Covenants and Treaties

Chapter 11 of Volume 1 is one of the dreaded “White Pages” chapters. Why do these chapters strike fear into the hearts of Weaving moms? Two reasons:

1) It takes thought on the part of the mom/teacher to decide what to teach since there are usually so many options.

2) It takes discernment on the part of the mom/teacher to decide what to teach because not all of these chapters are broken down by age.

I believe Chapter 11 is the first White Pages chapter in Volume 1, and it’s followed by 5 more chapters, with only one of them NOT a White Pages chapter. That’s right, of the last 6 chapters, 5 are White Pages. But, take heart! As is noted in the intro to Chapter 11, the idea is not to make more work for you, but to lighten your load. Here’s what the author had to say:

As you review the materials that have been studied in the first ten chapters of The Weaver, you will realize that we have covered some very complex subjects. Chances are it has taken a toll on you. If it has, and your desk has a few file folders of left-overs, now is the time to catch up. Review any materials you do not feel your child has adequately grasped or finish items you planned to complete but have not had the time to do so.

This chapter contains six Bible lessons, as it is important that a continual study be made of the Bible to obtain the goal of hiding the Word of God in our children’s hearts. Character Sketches are continued in this chapter. There are no lesson plans for the academic level with it in mind that you will welcome a break and rest your mind as well as the minds of your students.

If, however, you are rested and wish to continue a detailed study with your children, the following are suggested areas of study. You may use the encyclopedia or juvenile section of the Library to help you with this.

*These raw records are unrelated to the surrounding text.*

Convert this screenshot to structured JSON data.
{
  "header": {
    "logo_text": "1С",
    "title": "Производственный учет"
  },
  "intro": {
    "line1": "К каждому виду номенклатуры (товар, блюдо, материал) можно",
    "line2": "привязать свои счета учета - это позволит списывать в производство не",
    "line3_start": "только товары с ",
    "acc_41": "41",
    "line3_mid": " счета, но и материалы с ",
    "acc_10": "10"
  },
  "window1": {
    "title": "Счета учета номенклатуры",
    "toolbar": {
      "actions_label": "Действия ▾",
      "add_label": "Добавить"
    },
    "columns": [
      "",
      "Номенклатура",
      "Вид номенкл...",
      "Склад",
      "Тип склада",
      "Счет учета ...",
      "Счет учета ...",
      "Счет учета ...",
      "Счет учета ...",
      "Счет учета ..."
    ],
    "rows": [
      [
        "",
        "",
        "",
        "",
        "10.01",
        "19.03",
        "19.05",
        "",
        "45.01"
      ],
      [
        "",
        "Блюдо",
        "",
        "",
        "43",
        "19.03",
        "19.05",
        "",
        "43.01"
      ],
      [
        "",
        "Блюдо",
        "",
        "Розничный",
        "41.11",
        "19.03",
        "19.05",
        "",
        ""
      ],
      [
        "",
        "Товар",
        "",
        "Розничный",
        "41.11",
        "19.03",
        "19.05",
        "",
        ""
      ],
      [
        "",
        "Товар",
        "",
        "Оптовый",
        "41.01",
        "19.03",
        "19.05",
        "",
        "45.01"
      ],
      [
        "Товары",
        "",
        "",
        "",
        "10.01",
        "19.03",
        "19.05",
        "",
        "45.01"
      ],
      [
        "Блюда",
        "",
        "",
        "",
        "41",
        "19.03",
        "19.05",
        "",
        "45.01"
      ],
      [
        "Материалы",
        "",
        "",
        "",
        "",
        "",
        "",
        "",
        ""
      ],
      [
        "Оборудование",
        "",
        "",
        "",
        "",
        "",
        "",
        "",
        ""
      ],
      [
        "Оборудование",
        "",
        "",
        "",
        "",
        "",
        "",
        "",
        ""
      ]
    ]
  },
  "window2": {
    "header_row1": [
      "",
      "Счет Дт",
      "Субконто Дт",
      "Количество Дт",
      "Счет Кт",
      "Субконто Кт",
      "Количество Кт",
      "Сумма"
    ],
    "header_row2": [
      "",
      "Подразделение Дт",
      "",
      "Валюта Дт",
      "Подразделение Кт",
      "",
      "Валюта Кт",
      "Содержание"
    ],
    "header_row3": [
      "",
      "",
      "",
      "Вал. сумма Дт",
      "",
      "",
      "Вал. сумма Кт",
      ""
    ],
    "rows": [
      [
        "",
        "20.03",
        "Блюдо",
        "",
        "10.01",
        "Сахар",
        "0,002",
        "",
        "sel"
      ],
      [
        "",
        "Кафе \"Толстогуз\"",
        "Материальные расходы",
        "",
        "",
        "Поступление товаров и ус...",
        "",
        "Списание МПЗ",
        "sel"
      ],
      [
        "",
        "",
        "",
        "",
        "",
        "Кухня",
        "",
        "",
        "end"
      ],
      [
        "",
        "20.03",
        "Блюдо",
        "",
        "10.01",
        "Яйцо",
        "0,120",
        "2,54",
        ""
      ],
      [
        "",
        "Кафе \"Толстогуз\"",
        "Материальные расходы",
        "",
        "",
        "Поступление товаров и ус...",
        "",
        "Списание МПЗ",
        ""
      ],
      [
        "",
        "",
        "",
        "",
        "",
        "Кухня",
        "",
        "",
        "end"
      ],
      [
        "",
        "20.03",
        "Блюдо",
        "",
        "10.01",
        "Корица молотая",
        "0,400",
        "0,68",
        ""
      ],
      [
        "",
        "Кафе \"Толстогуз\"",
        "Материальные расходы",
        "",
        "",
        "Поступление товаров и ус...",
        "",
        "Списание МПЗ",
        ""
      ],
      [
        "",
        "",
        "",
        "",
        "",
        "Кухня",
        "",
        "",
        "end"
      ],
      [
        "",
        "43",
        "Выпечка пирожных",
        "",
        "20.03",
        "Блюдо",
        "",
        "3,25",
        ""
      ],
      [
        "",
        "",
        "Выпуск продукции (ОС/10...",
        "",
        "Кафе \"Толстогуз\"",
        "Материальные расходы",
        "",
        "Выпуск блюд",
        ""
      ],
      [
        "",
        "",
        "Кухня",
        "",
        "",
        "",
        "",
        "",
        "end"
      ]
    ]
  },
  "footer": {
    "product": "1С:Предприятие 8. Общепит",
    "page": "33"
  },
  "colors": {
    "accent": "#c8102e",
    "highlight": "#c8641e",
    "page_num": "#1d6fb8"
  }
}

She then lists 11 areas of study, mostly historical events that involved treaties or pacts. Since I could only find 4 of the 11 items in our encyclopedia set, I chose a slightly different route for this two week period: I pulled volume 4 of The Story of the World off the shelf and found the section that covers 5 or more of the suggested areas of study. We’re reading a chapter a day, starting at chapter 20 and continuing until chapter 29.

I know it’s awkward to start a book in the middle, but I have been curious about these books ever since I bought them and wanted to know how engaging they were for a read-aloud. They’re quite well written, and my children sit quietly while I read, with minimal–if any–fidgeting. I give these books a hearty endorsement as resources/supplements for Weaver history. I’m learning a great deal myself, and finally starting to understand a bit more about our history, and the history of the world!

So, the next time you find yourself in a “White Pages” chapter, take heart! It’s a chance for you to relax a bit, and get creative with your teaching. You will not ruin your child if you take a couple weeks off from research papers. I promise.

Flora and Fauna Volume 1 units 7 and 8

I enjoy the luxury of not rushing through a book. I decided to try to find a book that would last through several units and would reinforce the subjects. I have not read all of Jules Verne’s novels but the few that I have read aloud always teach us so much in such a fun way. I chose for this unit The Mysterious Island. It is the sequel to Twenty Thousand Leagues Under the Sea and my children have been wanting to read it after they finished Captain Nemo’s first underwater adventure.

From the early chapters, I immediately saw that it would encompass so much of our future studies while reaching back and touching on others. Stealing away in an air balloon and barely surviving a hurricane brought back to our minds units already studied. One of the real surprises was the day we were studying in our math about how to figure the height of something very large by comparing it to a much smaller item, that has a known length, we saw it illustrated by the brilliant Cyrus Smith in the book. That was very cool.

My 9-year-old enjoyed reading through a lovely illustrated version of Aesop’s Fables during this unit as well.